#### Prompt:
Some lines in the listing below may include the string "checked". How many are there? Give only the number.

'''

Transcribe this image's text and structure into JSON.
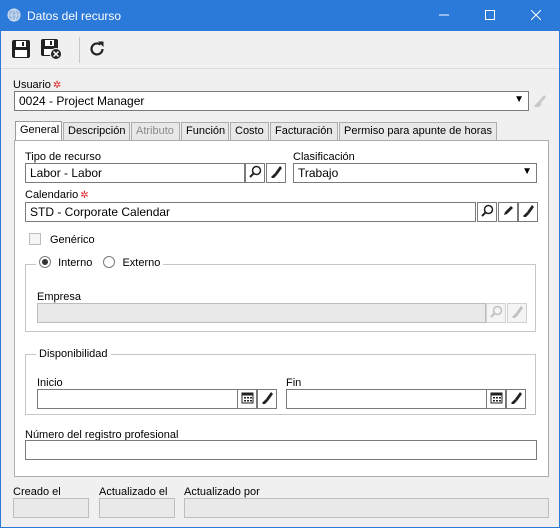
{
  "window": {
    "title": "Datos del recurso",
    "minimize_icon": "minimize-icon",
    "maximize_icon": "maximize-icon",
    "close_icon": "close-icon"
  },
  "toolbar": {
    "buttons": [
      "save-icon",
      "save-and-close-icon",
      "refresh-icon"
    ]
  },
  "usuario": {
    "label": "Usuario",
    "required_mark": "✲",
    "value": "0024 - Project Manager"
  },
  "tabs": [
    {
      "label": "General",
      "state": "active"
    },
    {
      "label": "Descripción",
      "state": "normal"
    },
    {
      "label": "Atributo",
      "state": "disabled"
    },
    {
      "label": "Función",
      "state": "normal"
    },
    {
      "label": "Costo",
      "state": "normal"
    },
    {
      "label": "Facturación",
      "state": "normal"
    },
    {
      "label": "Permiso para apunte de horas",
      "state": "normal"
    }
  ],
  "general": {
    "tipo_recurso": {
      "label": "Tipo de recurso",
      "value": "Labor - Labor"
    },
    "clasificacion": {
      "label": "Clasificación",
      "value": "Trabajo"
    },
    "calendario": {
      "label": "Calendario",
      "required_mark": "✲",
      "value": "STD - Corporate Calendar"
    },
    "generico": {
      "label": "Genérico",
      "checked": false
    },
    "interno": {
      "label": "Interno",
      "checked": true
    },
    "externo": {
      "label": "Externo",
      "checked": false
    },
    "empresa": {
      "label": "Empresa",
      "value": ""
    },
    "disponibilidad": {
      "legend": "Disponibilidad",
      "inicio": {
        "label": "Inicio",
        "value": ""
      },
      "fin": {
        "label": "Fin",
        "value": ""
      }
    },
    "registro": {
      "label": "Número del registro profesional",
      "value": ""
    }
  },
  "footer": {
    "creado": {
      "label": "Creado el",
      "value": ""
    },
    "actualizado_el": {
      "label": "Actualizado el",
      "value": ""
    },
    "actualizado_por": {
      "label": "Actualizado por",
      "value": ""
    }
  },
  "colors": {
    "titlebar": "#2b79d8",
    "required": "#dd2222"
  }
}
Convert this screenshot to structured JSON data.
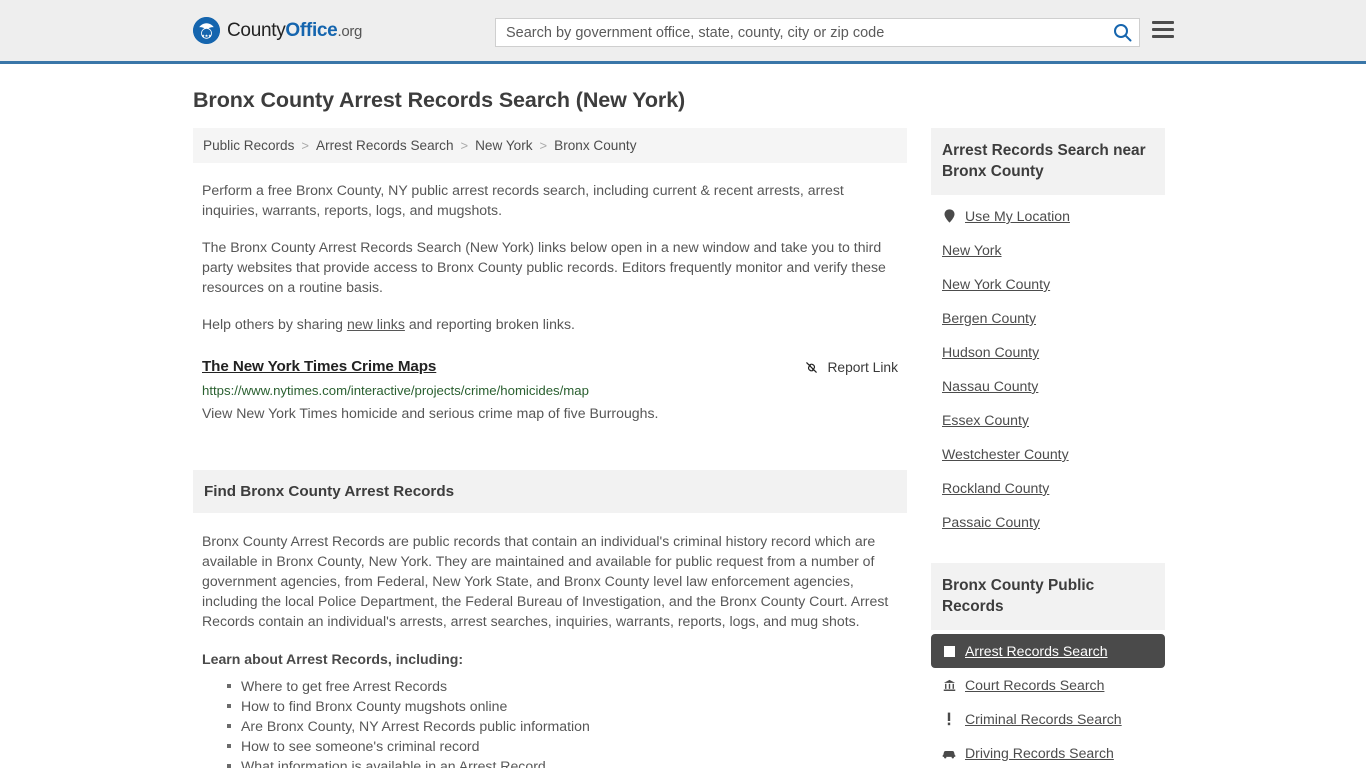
{
  "header": {
    "brand": {
      "part1": "County",
      "part2": "Office",
      "part3": ".org"
    },
    "search": {
      "placeholder": "Search by government office, state, county, city or zip code",
      "value": "",
      "icon": "search-icon"
    },
    "menu_icon": "hamburger-menu-icon",
    "accent_color": "#3a76a8"
  },
  "page": {
    "title": "Bronx County Arrest Records Search (New York)"
  },
  "breadcrumb": {
    "items": [
      "Public Records",
      "Arrest Records Search",
      "New York",
      "Bronx County"
    ],
    "separator": ">"
  },
  "intro": {
    "p1": "Perform a free Bronx County, NY public arrest records search, including current & recent arrests, arrest inquiries, warrants, reports, logs, and mugshots.",
    "p2": "The Bronx County Arrest Records Search (New York) links below open in a new window and take you to third party websites that provide access to Bronx County public records. Editors frequently monitor and verify these resources on a routine basis.",
    "p3_before": "Help others by sharing ",
    "p3_link": "new links",
    "p3_after": " and reporting broken links."
  },
  "result": {
    "title": "The New York Times Crime Maps",
    "url": "https://www.nytimes.com/interactive/projects/crime/homicides/map",
    "description": "View New York Times homicide and serious crime map of five Burroughs.",
    "report_label": "Report Link",
    "report_icon": "broken-link-icon",
    "url_color": "#2a6030"
  },
  "find_section": {
    "heading": "Find Bronx County Arrest Records",
    "body": "Bronx County Arrest Records are public records that contain an individual's criminal history record which are available in Bronx County, New York. They are maintained and available for public request from a number of government agencies, from Federal, New York State, and Bronx County level law enforcement agencies, including the local Police Department, the Federal Bureau of Investigation, and the Bronx County Court. Arrest Records contain an individual's arrests, arrest searches, inquiries, warrants, reports, logs, and mug shots.",
    "subhead": "Learn about Arrest Records, including:",
    "bullets": [
      "Where to get free Arrest Records",
      "How to find Bronx County mugshots online",
      "Are Bronx County, NY Arrest Records public information",
      "How to see someone's criminal record",
      "What information is available in an Arrest Record"
    ]
  },
  "sidebar": {
    "nearby": {
      "heading": "Arrest Records Search near Bronx County",
      "items": [
        {
          "label": "Use My Location",
          "icon": "map-pin-icon"
        },
        {
          "label": "New York",
          "icon": ""
        },
        {
          "label": "New York County",
          "icon": ""
        },
        {
          "label": "Bergen County",
          "icon": ""
        },
        {
          "label": "Hudson County",
          "icon": ""
        },
        {
          "label": "Nassau County",
          "icon": ""
        },
        {
          "label": "Essex County",
          "icon": ""
        },
        {
          "label": "Westchester County",
          "icon": ""
        },
        {
          "label": "Rockland County",
          "icon": ""
        },
        {
          "label": "Passaic County",
          "icon": ""
        }
      ]
    },
    "public_records": {
      "heading": "Bronx County Public Records",
      "active_color": "#4a4a4a",
      "items": [
        {
          "label": "Arrest Records Search",
          "icon": "white-square-icon",
          "active": true
        },
        {
          "label": "Court Records Search",
          "icon": "bank-icon",
          "active": false
        },
        {
          "label": "Criminal Records Search",
          "icon": "exclamation-icon",
          "active": false
        },
        {
          "label": "Driving Records Search",
          "icon": "car-icon",
          "active": false
        }
      ]
    }
  }
}
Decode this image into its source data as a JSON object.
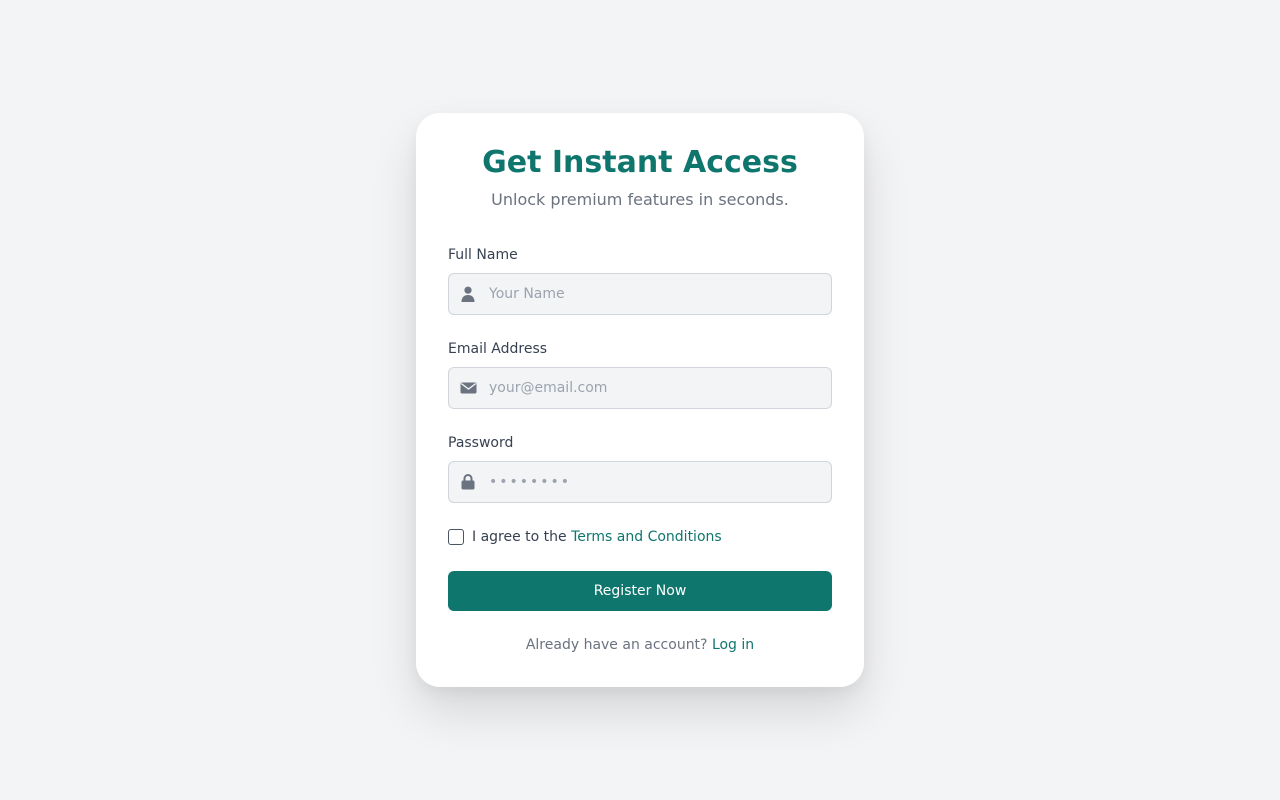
{
  "card": {
    "title": "Get Instant Access",
    "subtitle": "Unlock premium features in seconds."
  },
  "form": {
    "full_name": {
      "label": "Full Name",
      "placeholder": "Your Name",
      "value": "",
      "icon": "user-icon"
    },
    "email": {
      "label": "Email Address",
      "placeholder": "your@email.com",
      "value": "",
      "icon": "envelope-icon"
    },
    "password": {
      "label": "Password",
      "placeholder": "••••••••",
      "value": "",
      "icon": "lock-icon"
    },
    "terms": {
      "checked": false,
      "prefix": "I agree to the ",
      "link_label": "Terms and Conditions"
    },
    "submit_label": "Register Now"
  },
  "footer": {
    "prompt": "Already have an account? ",
    "login_label": "Log in"
  },
  "colors": {
    "accent": "#0f766e",
    "background": "#f3f4f6",
    "card": "#ffffff",
    "input_bg": "#f3f4f6",
    "muted_text": "#6b7280",
    "icon": "#6b7280"
  }
}
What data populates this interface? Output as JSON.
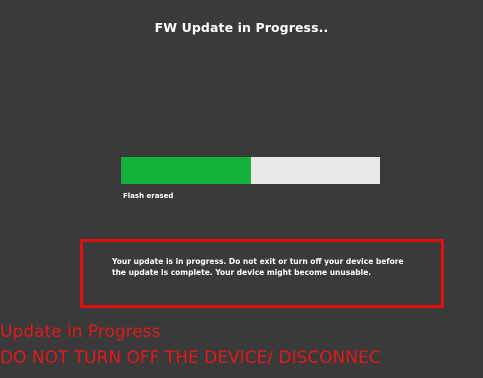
{
  "dialog": {
    "title": "FW Update in Progress..",
    "progress_fraction": 0.5,
    "status_text": "Flash erased",
    "warning_text": "Your update is in progress. Do not exit or turn off your device before the update is complete. Your device might become unusable."
  },
  "annotation": {
    "line1": "Update in Progress",
    "line2": "DO NOT TURN OFF THE DEVICE/ DISCONNEC"
  },
  "colors": {
    "background": "#3a3a3a",
    "progress_fill": "#14b23a",
    "progress_track": "#e8e8e8",
    "warning_border": "#e01010",
    "annotation_text": "#e01a1a"
  }
}
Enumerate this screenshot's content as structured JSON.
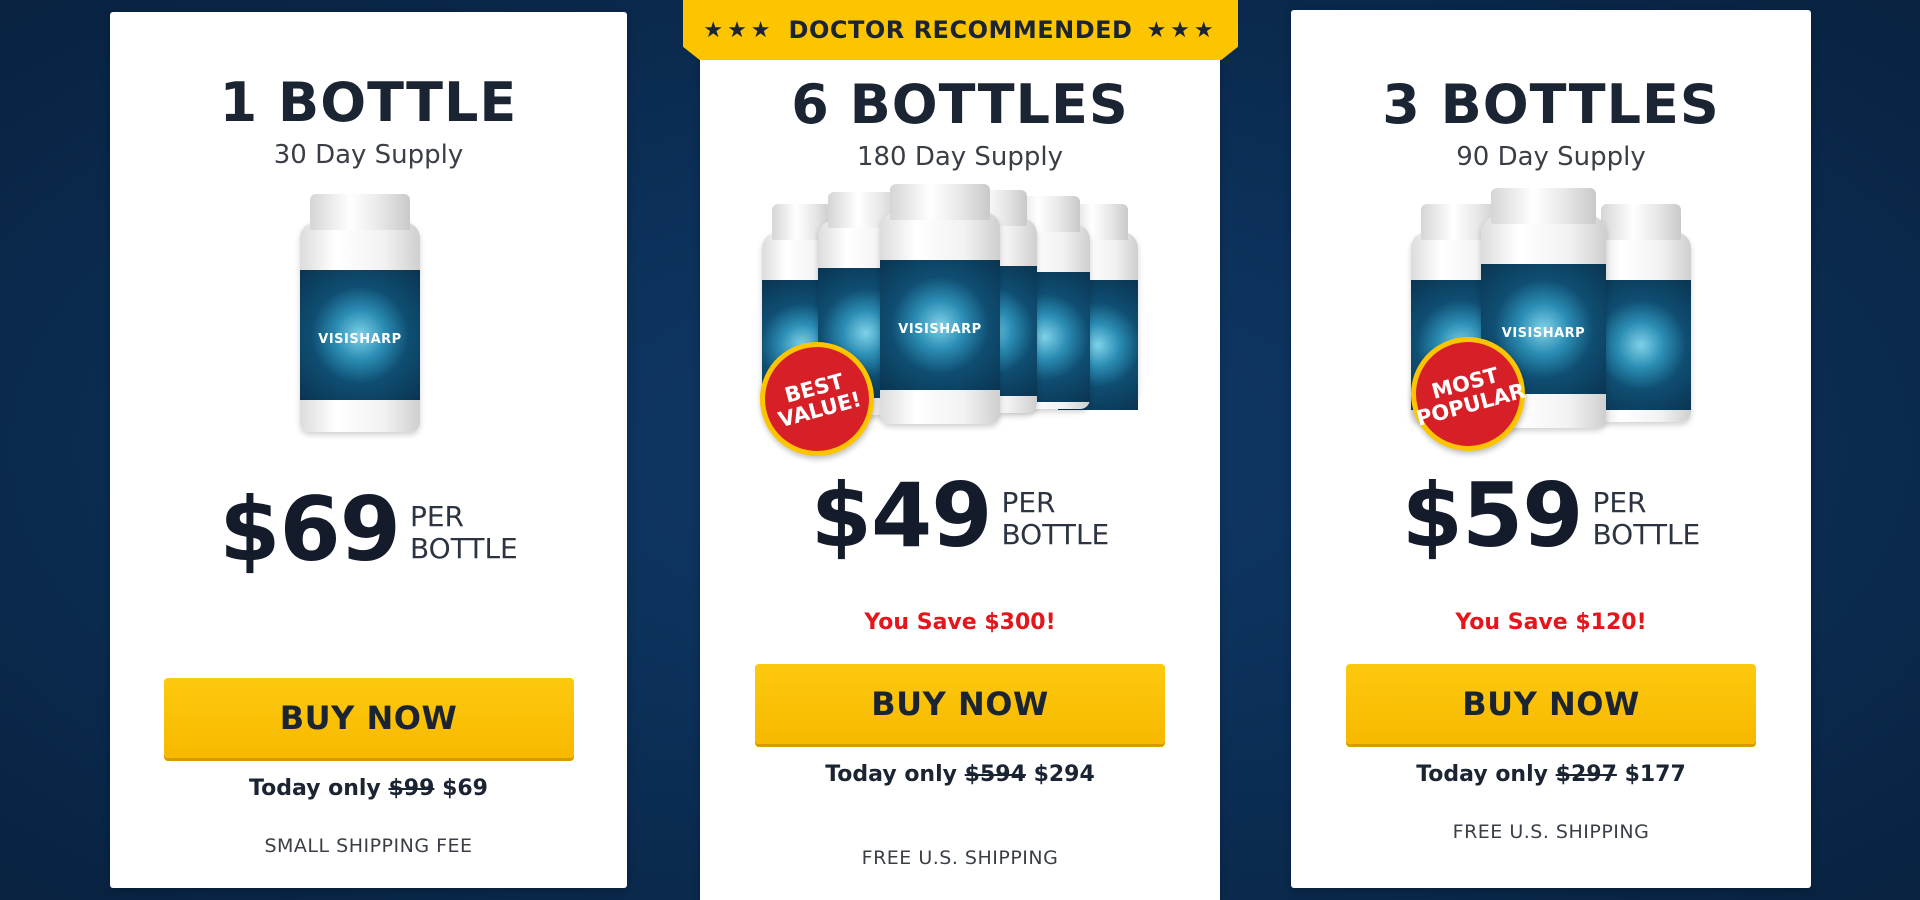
{
  "ribbon": {
    "stars_left": "★★★",
    "label": "DOCTOR RECOMMENDED",
    "stars_right": "★★★"
  },
  "product_brand": "VISISHARP",
  "packages": [
    {
      "title": "1 BOTTLE",
      "supply": "30 Day Supply",
      "bottle_count_shown": 1,
      "badge": "",
      "price": "$69",
      "per_line1": "PER",
      "per_line2": "BOTTLE",
      "savings": "",
      "buy_label": "BUY NOW",
      "today_prefix": "Today only",
      "old_price": "$99",
      "new_price": "$69",
      "shipping": "SMALL SHIPPING FEE"
    },
    {
      "title": "6 BOTTLES",
      "supply": "180 Day Supply",
      "bottle_count_shown": 6,
      "badge": "BEST VALUE!",
      "price": "$49",
      "per_line1": "PER",
      "per_line2": "BOTTLE",
      "savings": "You Save $300!",
      "buy_label": "BUY NOW",
      "today_prefix": "Today only",
      "old_price": "$594",
      "new_price": "$294",
      "shipping": "FREE U.S. SHIPPING"
    },
    {
      "title": "3 BOTTLES",
      "supply": "90 Day Supply",
      "bottle_count_shown": 3,
      "badge": "MOST POPULAR",
      "price": "$59",
      "per_line1": "PER",
      "per_line2": "BOTTLE",
      "savings": "You Save $120!",
      "buy_label": "BUY NOW",
      "today_prefix": "Today only",
      "old_price": "$297",
      "new_price": "$177",
      "shipping": "FREE U.S. SHIPPING"
    }
  ],
  "colors": {
    "background": "#0d2f57",
    "button": "#fcc500",
    "savings": "#e3161c",
    "badge": "#d61f26"
  }
}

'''

#### Exercise solution:
4